Researchers suggest adding around 200grams, which is about half a Stubbs scoop, when cereals are fed to help counteract the increases in acidity generated by the starch. In many cases, high quality fibre sources can be used to provide the horse with sufficient energy for the work they are doing reducing the need to feed cereals and thereby reducing starch intake. In these situations, the feeding rates would be higher than 200grams so it really depends on whether the alfalfa is being used as the main energy source or alongside other feeds.


Like other plants, alfalfa makes sugar when photosynthesising but it stores any surplus sugar as starch in its roots – the part that horses don’t eat! Grass plants tend to store sugar as fructan in leaves and the stem which is why they supply the horse with more sugar.


Some people look at the percentage of protein in a pure alfalfa feed and are put off as they don’t consider how much is being fed and therefore the actual amount of protein the horse is consuming. For example, one large Stubbs scoop of a pure alfalfa feed containing between 12 and 14% crude protein supplies 48 grams of protein which is about 6-8% of a 500kgs horse’s daily maintenance needs.

There has also been a study published that has caused confusion about the use of alfalfa. It explored the incidence of ulcers in foals and used the weaning process to induce ulcers. The researchers then compared groups fed alfalfa chaff or alfalfa pellets or hay. Foals were fed 3kgs (7.5 Stubbs scoops) of alfalfa chaff (way more than is typically used or what would typically be recommended for foals), 2.7kgs of oats and 0.25kgs of soybean meal. It’s also important to note that the alfalfa chaff used was 40% lower in calcium than the alfalfa pellets used.

Foals fed the alfalfa chaff had higher ulcer scores at the pylorus than those fed alfalfa pellets or hay but none showed any clinical signs. The same research group have recently published another study comparing grass and alfalfa hay in adult horses. The horse with ulcers at the start of the study no longer had ulcers after being fed the alfalfa hay.
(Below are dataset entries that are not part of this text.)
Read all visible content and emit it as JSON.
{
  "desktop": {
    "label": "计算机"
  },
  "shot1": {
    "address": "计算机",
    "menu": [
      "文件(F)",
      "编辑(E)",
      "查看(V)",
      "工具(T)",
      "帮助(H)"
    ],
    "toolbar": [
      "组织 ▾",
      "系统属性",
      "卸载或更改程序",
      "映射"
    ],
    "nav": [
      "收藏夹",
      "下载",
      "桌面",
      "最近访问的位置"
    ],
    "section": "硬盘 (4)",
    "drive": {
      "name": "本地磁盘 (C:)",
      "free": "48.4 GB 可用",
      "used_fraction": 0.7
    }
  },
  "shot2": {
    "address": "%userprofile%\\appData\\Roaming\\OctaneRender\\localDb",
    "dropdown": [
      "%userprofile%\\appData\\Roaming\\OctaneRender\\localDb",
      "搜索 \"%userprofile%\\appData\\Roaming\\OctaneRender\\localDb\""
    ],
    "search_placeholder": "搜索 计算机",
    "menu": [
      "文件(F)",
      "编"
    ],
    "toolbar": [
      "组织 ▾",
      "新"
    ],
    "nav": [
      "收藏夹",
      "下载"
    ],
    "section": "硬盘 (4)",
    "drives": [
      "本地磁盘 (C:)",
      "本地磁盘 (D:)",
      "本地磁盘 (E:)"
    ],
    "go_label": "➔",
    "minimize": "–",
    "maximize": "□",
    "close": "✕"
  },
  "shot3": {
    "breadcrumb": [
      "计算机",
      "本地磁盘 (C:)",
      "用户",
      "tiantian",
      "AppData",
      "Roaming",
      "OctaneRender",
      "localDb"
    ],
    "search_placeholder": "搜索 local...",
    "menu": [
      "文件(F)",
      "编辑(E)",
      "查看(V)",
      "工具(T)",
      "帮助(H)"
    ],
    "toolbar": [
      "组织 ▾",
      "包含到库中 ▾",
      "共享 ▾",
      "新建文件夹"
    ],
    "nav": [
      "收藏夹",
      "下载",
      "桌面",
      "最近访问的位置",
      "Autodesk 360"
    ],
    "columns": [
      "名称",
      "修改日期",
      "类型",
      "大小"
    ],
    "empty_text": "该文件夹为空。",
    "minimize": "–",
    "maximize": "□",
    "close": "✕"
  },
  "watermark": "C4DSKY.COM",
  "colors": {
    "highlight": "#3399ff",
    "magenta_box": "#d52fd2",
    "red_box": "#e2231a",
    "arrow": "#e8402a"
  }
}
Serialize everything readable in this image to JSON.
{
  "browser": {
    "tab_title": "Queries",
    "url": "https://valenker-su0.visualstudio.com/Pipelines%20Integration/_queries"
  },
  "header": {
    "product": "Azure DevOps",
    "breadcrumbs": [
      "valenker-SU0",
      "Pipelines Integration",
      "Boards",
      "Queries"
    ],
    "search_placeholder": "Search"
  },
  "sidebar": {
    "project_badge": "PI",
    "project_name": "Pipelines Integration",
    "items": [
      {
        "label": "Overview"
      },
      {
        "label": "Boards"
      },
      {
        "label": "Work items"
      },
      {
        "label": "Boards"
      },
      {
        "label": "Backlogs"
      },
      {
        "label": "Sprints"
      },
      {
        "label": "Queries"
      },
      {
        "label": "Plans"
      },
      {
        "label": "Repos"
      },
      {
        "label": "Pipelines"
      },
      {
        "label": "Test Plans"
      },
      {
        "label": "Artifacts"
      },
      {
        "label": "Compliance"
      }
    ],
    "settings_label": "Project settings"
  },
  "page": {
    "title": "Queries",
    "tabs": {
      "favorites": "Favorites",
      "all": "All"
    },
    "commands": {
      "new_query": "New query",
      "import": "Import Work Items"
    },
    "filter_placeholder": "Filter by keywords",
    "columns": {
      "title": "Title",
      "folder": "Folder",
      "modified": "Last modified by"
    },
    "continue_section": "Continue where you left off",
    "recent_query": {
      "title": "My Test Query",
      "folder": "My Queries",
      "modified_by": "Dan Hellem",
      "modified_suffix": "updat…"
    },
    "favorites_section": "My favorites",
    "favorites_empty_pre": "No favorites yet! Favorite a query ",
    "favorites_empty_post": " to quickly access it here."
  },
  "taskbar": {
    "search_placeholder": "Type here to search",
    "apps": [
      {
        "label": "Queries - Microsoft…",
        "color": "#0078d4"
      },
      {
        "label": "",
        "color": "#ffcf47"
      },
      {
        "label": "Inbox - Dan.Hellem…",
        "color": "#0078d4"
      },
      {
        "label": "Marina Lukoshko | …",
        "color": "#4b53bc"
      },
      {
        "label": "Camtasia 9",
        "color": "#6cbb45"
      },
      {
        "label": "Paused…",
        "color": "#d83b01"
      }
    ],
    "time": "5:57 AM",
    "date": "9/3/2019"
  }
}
  • There have been no negative effects in the squamous region of the stomach in horses of any age from feeding alfalfa.
  • The only group where an effect with alfalfa chaff has been seen is weaned foals but it was fed at much higher levels than is typically done – there were no issues associated with feeding alfalfa pellets which would still provide some natural buffering from the calcium they contain.
  • Alfalfa chaff or chop is generally considered beneficial for adult horses at risk of or prone to EGUS due to its natural buffering potential.
  • References
    1. Dugdale et al (2010) Effect of dietary restriction on body condition, composition and welfare of overweight and obese pony mares. Equine Veterinary Journal, 42 (7) 600-610.
    2. Jansson et al (2021) Straw as an Alternative to Grass Forage in Horses—Effects on Post-Prandial Metabolic Profile, Energy Intake, Behaviour and Gastric Ulceration. Animals. 11.
    3. Lybbert, T. et al (2007), Proceedings of Annual Convention of the AAEP, Orlando, Florida, 2007.
    4. Morgan et al (2016) Treatment of Equine Metabolic Syndrome: A clinical case series. Equine Veterinary Journal. 48. 422-426.
    5. Nadeau, J. et al (2000) Evaluation of diet as a cause of gastric ulcers in horses. American Journal of Veterinary Research. Jul;61(7):784-90.
    6. Rendle et al (2020) Tackling obesity and related laminitis in equine patients. Veterinary Times Equine, 6 (1) 6-9.
    7. Swanhall et al (2018) Mineral and Vitamin Supplementation Including Marine Derived Calcium Increases Bone Density in Thoroughbreds. Proceedings of the Australasian Equine Science Symposium

ETN’s series of CPD features helps RAMAs (Registered Animal Medicines Advisors/SQPs) earn the CPD (continuing professional development) points they need. The features are accredited by AMTRA, and highlight some of the most important subject areas for RAMAs/ SQPs specialising in equine and companion animal medicine.

AMTRA is required by the Veterinary Medicines Regulations to ensure its RAMAs/SQPs undertake CPD. All RAMAs/SQPs must earn a certain number of CPD points in a given period of time in order to retain their qualification. RAMAs/SQPs who read this feature and submit correct answers to the questions below will receive two CPD points. For more about AMTRA and becoming a RAMA/SQP, visit